  2. ^ a b "Donald Schaefer Building". SkyscraperPage.com. Retrieved 2008-06-24. 
  3. ^ a b c d Rosen, Andy (June 20, 2008). "What's atop the Schaefer Tower in Baltimore?". The Daily Record (Baltimore). Retrieved 2009-02-22. 
  4. ^ 'Brandenburg v. Seidel', 859 F.2d 1179, 1181 (4th Cir. 1988).
  5. ^ "What's atop the Schaefer Tower in Baltimore?" The Baltimore Daily Record. June 20, 2008. Retrieved on September 18, 2012.
  6. ^ "Contact MTA." Maryland Transit Administration. Retrieved on September 18, 2012. "Maryland Transit Administration 6 St. Paul St. Baltimore, MD 21202-1614"
  7. ^ a b c d e f g h i "DGS Managed Facilities William Donald Schaefer Tower." Maryland Department of General Services. Retrieved on September 18, 2012. "Location 6 Saint Paul Street Baltimore, MD 21202"
  8. ^ "Home." Maryland Board of Contract Appeals. Retrieved on September 18, 2012. "6 St. Paul Street, Suite 601 | Baltimore, MD 21202-1608"
  9. ^ "Contact Us." Maryland Governor's Office of Minority Affairs. Retrieved on September 18, 2012. "Governor's Office of Minority Affairs Suite 1502 6 Saint Paul Street Baltimore MD 21202 "
  10. ^ "Home." Maryland Office of People's Counsel. Retrieved on September 18, 2012. "6 Saint Paul Street, Suite 2102 - Baltimore, MD 21202"
  11. ^ "Home." Maryland Commission on Civil Rights. Retrieved on September 18, 2012. "6 St Paul Street, Suite 900 - Baltimore MD 21202 - 1-800-705-3493"
  12. ^ "Contact." Maryland Office of the Public Defender. Retrieved on September 18, 2012. "OPD Administration 6 Saint Paul Street Suite 1400 Baltimore, MD 21202 "
  13. ^ "Contact Us." Maryland Public Service Commission.
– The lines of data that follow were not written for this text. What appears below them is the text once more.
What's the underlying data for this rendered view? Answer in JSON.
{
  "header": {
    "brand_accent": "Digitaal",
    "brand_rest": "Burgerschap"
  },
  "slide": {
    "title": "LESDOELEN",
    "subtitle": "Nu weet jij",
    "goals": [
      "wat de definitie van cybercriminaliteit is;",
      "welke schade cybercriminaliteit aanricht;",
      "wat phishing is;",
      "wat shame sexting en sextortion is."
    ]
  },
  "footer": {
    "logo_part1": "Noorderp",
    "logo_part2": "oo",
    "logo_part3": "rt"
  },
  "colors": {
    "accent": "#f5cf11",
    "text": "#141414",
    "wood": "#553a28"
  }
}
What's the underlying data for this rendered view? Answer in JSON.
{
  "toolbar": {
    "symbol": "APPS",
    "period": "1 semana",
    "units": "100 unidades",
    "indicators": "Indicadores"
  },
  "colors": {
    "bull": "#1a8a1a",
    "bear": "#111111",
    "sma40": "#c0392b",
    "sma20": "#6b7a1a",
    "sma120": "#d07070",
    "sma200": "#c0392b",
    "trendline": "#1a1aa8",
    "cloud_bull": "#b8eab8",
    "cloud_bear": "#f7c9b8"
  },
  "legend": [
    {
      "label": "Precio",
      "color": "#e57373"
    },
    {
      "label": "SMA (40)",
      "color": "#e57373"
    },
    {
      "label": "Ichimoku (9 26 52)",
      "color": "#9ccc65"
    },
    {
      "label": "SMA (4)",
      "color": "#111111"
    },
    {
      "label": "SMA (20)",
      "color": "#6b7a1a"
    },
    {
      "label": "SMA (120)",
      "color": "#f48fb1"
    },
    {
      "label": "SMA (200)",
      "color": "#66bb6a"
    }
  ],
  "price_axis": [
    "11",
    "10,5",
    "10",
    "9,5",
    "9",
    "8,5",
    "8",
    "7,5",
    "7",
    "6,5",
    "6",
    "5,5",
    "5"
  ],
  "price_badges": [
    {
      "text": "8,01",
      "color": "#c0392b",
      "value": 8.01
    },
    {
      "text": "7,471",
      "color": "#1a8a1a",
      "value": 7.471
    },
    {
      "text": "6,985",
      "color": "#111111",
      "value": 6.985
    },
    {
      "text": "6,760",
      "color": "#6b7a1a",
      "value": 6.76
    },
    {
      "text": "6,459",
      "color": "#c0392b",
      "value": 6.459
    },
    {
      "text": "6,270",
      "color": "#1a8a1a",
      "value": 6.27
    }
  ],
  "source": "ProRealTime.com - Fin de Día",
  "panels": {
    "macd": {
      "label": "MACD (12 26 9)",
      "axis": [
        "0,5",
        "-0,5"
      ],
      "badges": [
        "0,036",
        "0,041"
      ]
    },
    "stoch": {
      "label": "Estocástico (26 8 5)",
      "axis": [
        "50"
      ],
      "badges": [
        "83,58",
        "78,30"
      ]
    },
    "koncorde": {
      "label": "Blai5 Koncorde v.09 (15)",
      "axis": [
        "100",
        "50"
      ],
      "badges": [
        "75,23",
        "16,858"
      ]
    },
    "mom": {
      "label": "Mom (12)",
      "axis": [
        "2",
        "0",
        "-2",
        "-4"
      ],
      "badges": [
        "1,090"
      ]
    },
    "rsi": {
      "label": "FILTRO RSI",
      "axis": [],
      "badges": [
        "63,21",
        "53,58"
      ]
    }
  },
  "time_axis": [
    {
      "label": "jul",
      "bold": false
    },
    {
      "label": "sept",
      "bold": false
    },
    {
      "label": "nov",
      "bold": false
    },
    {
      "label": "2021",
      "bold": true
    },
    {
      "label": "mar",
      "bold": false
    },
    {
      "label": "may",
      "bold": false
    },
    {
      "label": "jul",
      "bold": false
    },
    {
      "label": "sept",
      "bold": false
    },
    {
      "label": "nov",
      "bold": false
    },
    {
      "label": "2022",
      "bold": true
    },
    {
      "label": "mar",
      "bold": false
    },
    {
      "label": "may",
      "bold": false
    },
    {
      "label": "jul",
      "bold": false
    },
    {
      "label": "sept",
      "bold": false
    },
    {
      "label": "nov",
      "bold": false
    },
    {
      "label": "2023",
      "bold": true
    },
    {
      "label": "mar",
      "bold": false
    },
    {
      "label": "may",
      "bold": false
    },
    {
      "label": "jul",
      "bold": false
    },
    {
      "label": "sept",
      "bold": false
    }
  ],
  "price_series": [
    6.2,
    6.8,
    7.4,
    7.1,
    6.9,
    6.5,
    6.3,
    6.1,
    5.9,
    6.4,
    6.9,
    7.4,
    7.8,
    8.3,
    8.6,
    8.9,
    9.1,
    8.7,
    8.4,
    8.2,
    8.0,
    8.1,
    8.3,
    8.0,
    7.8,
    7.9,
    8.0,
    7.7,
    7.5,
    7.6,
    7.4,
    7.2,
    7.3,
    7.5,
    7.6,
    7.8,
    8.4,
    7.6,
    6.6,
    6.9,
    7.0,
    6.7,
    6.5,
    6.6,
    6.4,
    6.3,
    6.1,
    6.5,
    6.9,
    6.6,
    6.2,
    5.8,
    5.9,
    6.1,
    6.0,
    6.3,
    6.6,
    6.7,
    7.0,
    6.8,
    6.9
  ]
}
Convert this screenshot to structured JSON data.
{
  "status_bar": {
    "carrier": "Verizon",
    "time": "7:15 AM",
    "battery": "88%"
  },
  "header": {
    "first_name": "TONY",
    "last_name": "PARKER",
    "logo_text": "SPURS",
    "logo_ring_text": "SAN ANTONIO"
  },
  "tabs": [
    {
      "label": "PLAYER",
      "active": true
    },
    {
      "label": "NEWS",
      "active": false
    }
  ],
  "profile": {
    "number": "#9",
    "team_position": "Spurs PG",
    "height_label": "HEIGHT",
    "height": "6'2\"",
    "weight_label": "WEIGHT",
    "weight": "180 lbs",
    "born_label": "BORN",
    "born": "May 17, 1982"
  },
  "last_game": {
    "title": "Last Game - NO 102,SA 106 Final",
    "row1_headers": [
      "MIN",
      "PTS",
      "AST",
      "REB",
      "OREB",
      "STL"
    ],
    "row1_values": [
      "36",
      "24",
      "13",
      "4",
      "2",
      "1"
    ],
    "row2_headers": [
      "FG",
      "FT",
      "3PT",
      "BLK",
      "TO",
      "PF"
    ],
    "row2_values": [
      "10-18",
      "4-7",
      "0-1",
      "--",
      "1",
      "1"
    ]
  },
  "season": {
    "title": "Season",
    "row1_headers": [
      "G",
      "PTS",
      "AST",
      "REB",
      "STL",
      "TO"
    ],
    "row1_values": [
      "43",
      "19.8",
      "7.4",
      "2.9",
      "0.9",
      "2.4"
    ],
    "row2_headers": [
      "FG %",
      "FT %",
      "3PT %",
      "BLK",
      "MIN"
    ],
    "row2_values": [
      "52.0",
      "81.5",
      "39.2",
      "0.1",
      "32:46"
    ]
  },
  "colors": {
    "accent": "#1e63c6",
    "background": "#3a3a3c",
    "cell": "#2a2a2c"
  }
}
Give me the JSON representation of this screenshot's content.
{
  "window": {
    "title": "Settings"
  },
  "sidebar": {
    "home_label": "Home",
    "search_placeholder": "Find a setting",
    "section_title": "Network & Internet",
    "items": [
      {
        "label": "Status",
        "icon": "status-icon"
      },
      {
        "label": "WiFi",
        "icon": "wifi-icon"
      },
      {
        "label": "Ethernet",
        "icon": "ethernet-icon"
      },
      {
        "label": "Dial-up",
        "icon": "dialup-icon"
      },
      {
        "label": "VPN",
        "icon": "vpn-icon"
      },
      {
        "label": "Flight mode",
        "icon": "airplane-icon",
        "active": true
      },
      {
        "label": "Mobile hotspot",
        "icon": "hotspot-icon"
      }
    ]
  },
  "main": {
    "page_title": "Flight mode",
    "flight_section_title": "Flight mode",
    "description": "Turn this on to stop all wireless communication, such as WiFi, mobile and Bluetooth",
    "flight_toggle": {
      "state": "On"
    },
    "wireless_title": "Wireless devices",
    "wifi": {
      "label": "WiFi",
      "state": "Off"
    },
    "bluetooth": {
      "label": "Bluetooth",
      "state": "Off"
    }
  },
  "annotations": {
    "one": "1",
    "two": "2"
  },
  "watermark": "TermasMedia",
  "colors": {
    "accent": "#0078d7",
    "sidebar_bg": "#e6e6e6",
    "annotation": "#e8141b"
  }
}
Retrieved on September 18, 2012. "William Donald Schaefer Tower 6 St. Paul St., 16th Floor Baltimore, MD 21202"
  14. ^ "Directions to MSRP." Maryland Teachers & State Employees Supplemental Retirement Plans. Retrieved on September 18, 2012. "Directions to MSRP Wm. Donald Schaefer Twr., Suite 200, 6 St. Paul St., Baltimore, Maryland 21202-1608"

External links[edit]